America’s largest independent film festival, originally known as the U.S. Film Festival, brought more than $150 million in economic impact to Utah in 2017. In the same year, the Sundance Film Festival supported almost 3,000 jobs and attracted visitors from 46 states and 18 foreign countries. Incumbent Governor Gary R. Herbert, a longtime supporter of Sundance, proudly said that his state’s “collaboration with [the festival] highlights the exceptional cultural, recreational, tourism, and business opportunities available here in Utah.”
The founders of Sundance—Sterling Van Wagenen, John Earle, and Cirina Hampton Catania—envisioned an event that would attract independent filmmakers to Utah. They even convinced Robert Redford, an acclaimed actor who received an Academy Award nomination for his role in The Sting (1973), to serve as the festival’s first board chairman. But organizers struggled to turn a profit from the festival until 1981, when it was moved to Park City. There, the U.S. Film Festival became successful and changed its name to Sundance, after Redford’s character in Butch Cassidy and the Sundance Kid.

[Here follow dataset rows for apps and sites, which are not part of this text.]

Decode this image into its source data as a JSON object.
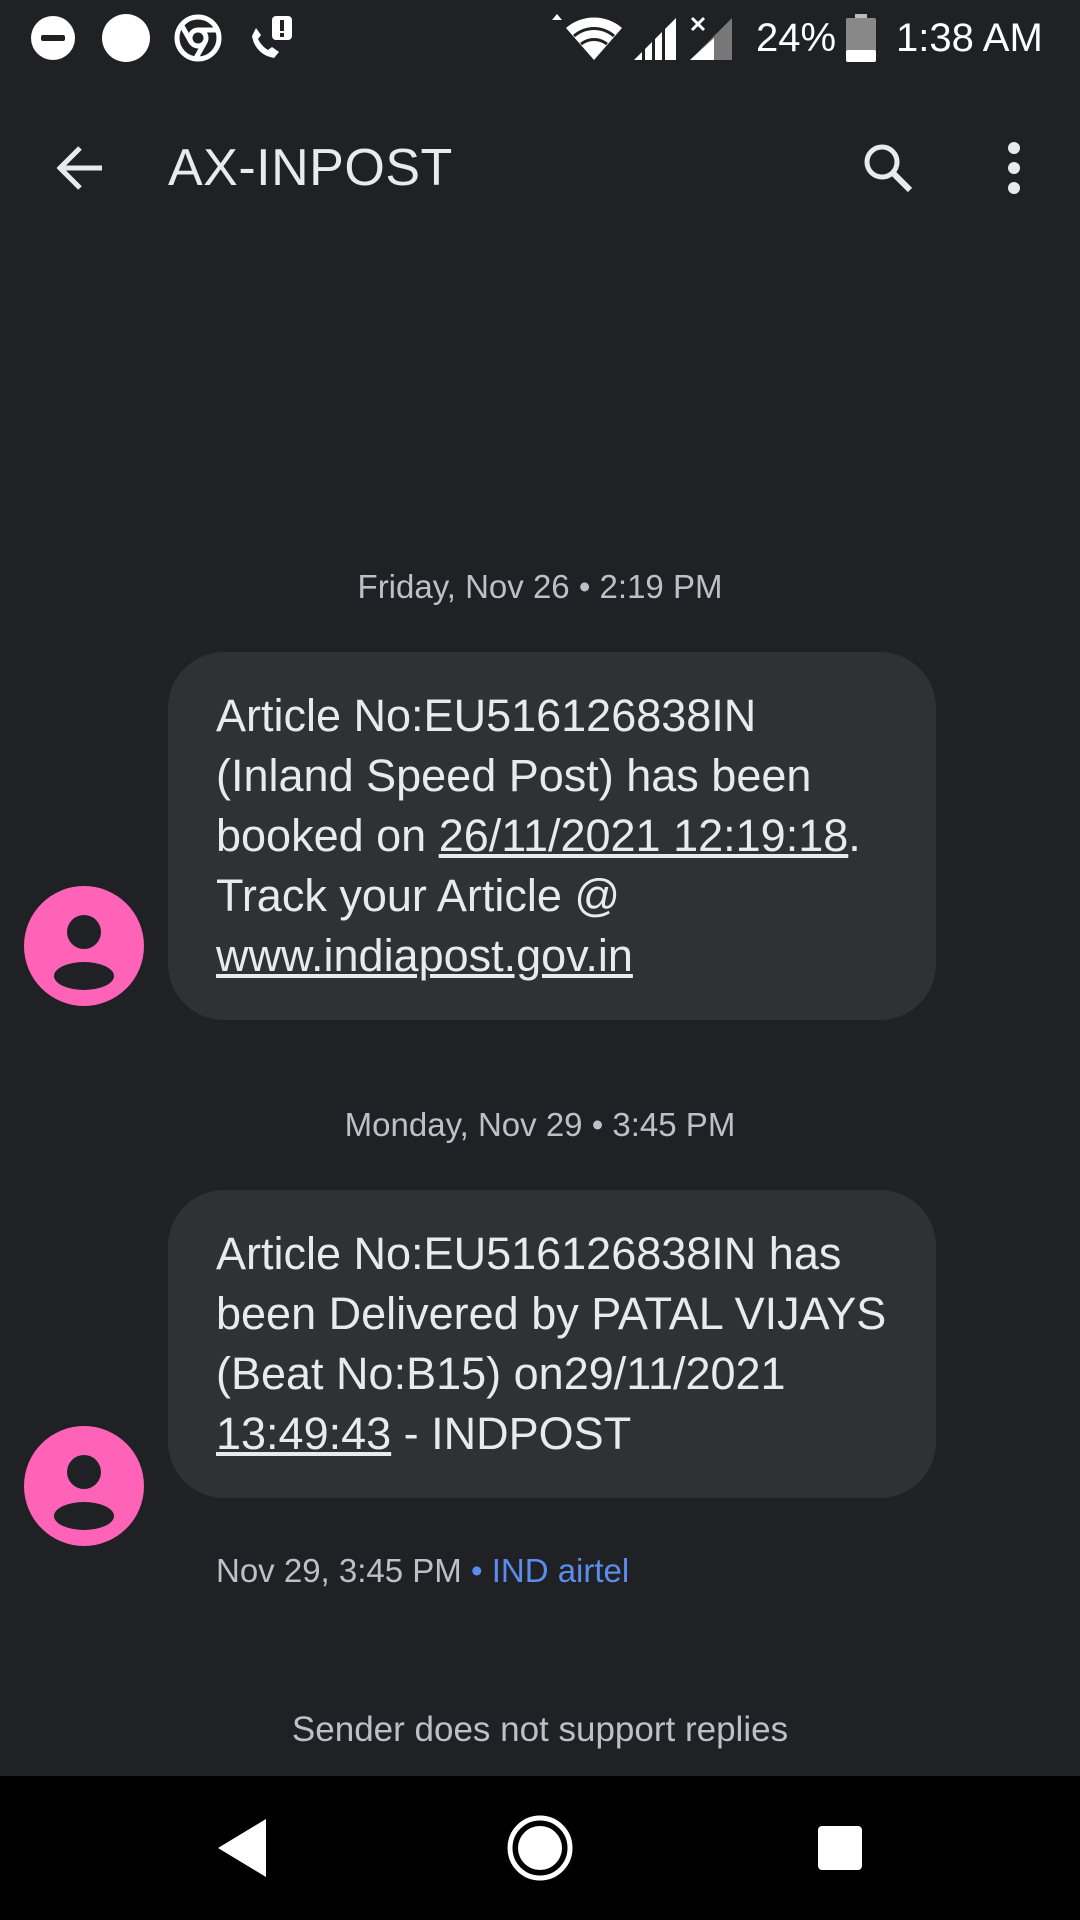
{
  "status_bar": {
    "battery_percent": "24%",
    "time": "1:38 AM",
    "icons": [
      "do-not-disturb-icon",
      "circle-icon",
      "chrome-icon",
      "call-alert-icon",
      "wifi-icon",
      "cell-signal-icon",
      "cell-signal-no-service-icon",
      "battery-icon"
    ]
  },
  "app_bar": {
    "title": "AX-INPOST"
  },
  "messages": [
    {
      "date": "Friday, Nov 26 • 2:19 PM",
      "parts": [
        {
          "text": "Article No:EU516126838IN (Inland Speed Post) has been booked on "
        },
        {
          "text": "26/11/2021 12:19:18",
          "link": true
        },
        {
          "text": ". Track your Article @ "
        },
        {
          "text": "www.indiapost.gov.in",
          "link": true
        }
      ]
    },
    {
      "date": "Monday, Nov 29 • 3:45 PM",
      "parts": [
        {
          "text": "Article No:EU516126838IN has been Delivered by PATAL VIJAYS (Beat No:B15) on29/11/2021 "
        },
        {
          "text": "13:49:43",
          "link": true
        },
        {
          "text": " - INDPOST"
        }
      ],
      "meta": {
        "time": "Nov 29, 3:45 PM",
        "carrier": "• IND airtel"
      }
    }
  ],
  "footer": {
    "no_reply_text": "Sender does not support replies"
  },
  "colors": {
    "background": "#202124",
    "bubble": "#303134",
    "avatar": "#ff63b8",
    "carrier": "#5b8def"
  }
}
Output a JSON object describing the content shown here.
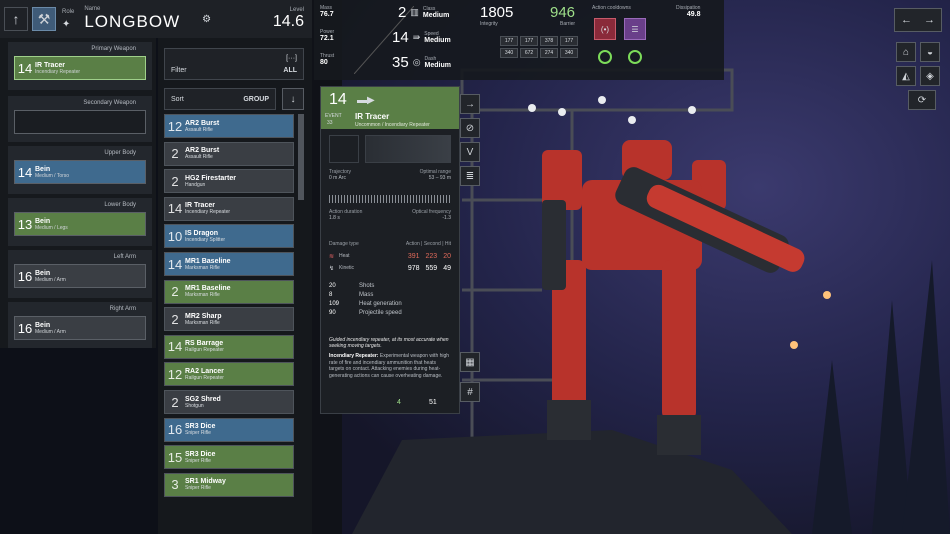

Quentin Tarantino’s Reservoir Dogs, which appeared at the festival in 1992 and has been named the “greatest independent film of all time,” was one of Sundance’s earliest success stories. Damien Chazelle, who won an Academy Award for Best Director for his film La-La Land (2016), made a breakthrough at Sundance in 2013, and Ryan Gosling had his adult acting career launched at the festival with Half Nelson’s 2006 premiere. Some box office hits and critically acclaimed films that Sundance has propelled to fame are The Blair Witch Project (1999), Napoleon Dynamite (2004), Saw (2004), Little Miss Sunshine (2006), and Whiplash (2014). As a result, over 4,000 feature-length films were submitted for consideration in 2017, but “only 113 feature films were selected to play at the festival.”
Despite the festival’s success, it disdains commercialism and does not want to become a playground for A-list actors or a venue that is overflowing with paparazzi. Although it is connected with Hollywood, Sundance enjoys its place in the intermountain community. Over the past two decades, nearly “20 million feet of 35mm film has been screened at the festival, [which] would stretch from New York City to Paris.” But the Sundance Institute does not have its vision set on New York City, Paris, Hollywood, or Cannes. It found its niche in Utah and longs to remain in the Beehive State.